Down to the last line, print the entries below exactly, and keep every picture out of the copy.

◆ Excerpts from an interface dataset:

***

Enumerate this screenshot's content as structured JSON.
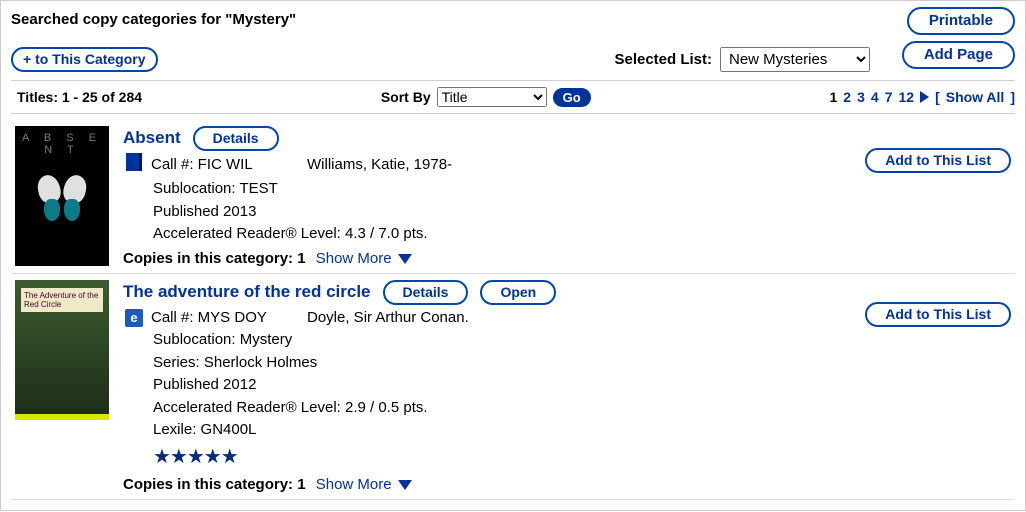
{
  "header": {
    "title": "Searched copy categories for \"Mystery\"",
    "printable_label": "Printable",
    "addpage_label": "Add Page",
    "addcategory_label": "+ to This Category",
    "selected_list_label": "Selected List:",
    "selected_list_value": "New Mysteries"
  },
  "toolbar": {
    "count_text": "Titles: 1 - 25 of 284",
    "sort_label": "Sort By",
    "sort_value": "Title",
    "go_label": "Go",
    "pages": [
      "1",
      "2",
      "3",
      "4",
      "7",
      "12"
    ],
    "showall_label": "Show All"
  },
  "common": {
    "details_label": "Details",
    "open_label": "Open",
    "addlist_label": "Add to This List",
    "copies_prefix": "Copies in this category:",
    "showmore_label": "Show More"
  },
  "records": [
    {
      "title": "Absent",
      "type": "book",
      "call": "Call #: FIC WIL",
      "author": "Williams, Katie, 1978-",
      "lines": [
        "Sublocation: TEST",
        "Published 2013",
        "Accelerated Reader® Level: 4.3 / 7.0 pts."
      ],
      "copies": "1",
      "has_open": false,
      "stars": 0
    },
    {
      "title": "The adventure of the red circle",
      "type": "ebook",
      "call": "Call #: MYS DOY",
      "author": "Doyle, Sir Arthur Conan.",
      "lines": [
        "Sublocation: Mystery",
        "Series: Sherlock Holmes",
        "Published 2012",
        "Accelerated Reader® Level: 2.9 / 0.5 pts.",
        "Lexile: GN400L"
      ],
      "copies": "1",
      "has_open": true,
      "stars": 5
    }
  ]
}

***

◆ Final answer:
Enumerate this screenshot's content as structured JSON.
{
  "header": {
    "title": "Searched copy categories for \"Mystery\"",
    "printable_label": "Printable",
    "addpage_label": "Add Page",
    "addcategory_label": "+ to This Category",
    "selected_list_label": "Selected List:",
    "selected_list_value": "New Mysteries"
  },
  "toolbar": {
    "count_text": "Titles: 1 - 25 of 284",
    "sort_label": "Sort By",
    "sort_value": "Title",
    "go_label": "Go",
    "pages": [
      "1",
      "2",
      "3",
      "4",
      "7",
      "12"
    ],
    "showall_label": "Show All"
  },
  "common": {
    "details_label": "Details",
    "open_label": "Open",
    "addlist_label": "Add to This List",
    "copies_prefix": "Copies in this category:",
    "showmore_label": "Show More"
  },
  "records": [
    {
      "title": "Absent",
      "type": "book",
      "call": "Call #: FIC WIL",
      "author": "Williams, Katie, 1978-",
      "lines": [
        "Sublocation: TEST",
        "Published 2013",
        "Accelerated Reader® Level: 4.3 / 7.0 pts."
      ],
      "copies": "1",
      "has_open": false,
      "stars": 0
    },
    {
      "title": "The adventure of the red circle",
      "type": "ebook",
      "call": "Call #: MYS DOY",
      "author": "Doyle, Sir Arthur Conan.",
      "lines": [
        "Sublocation: Mystery",
        "Series: Sherlock Holmes",
        "Published 2012",
        "Accelerated Reader® Level: 2.9 / 0.5 pts.",
        "Lexile: GN400L"
      ],
      "copies": "1",
      "has_open": true,
      "stars": 5
    }
  ]
}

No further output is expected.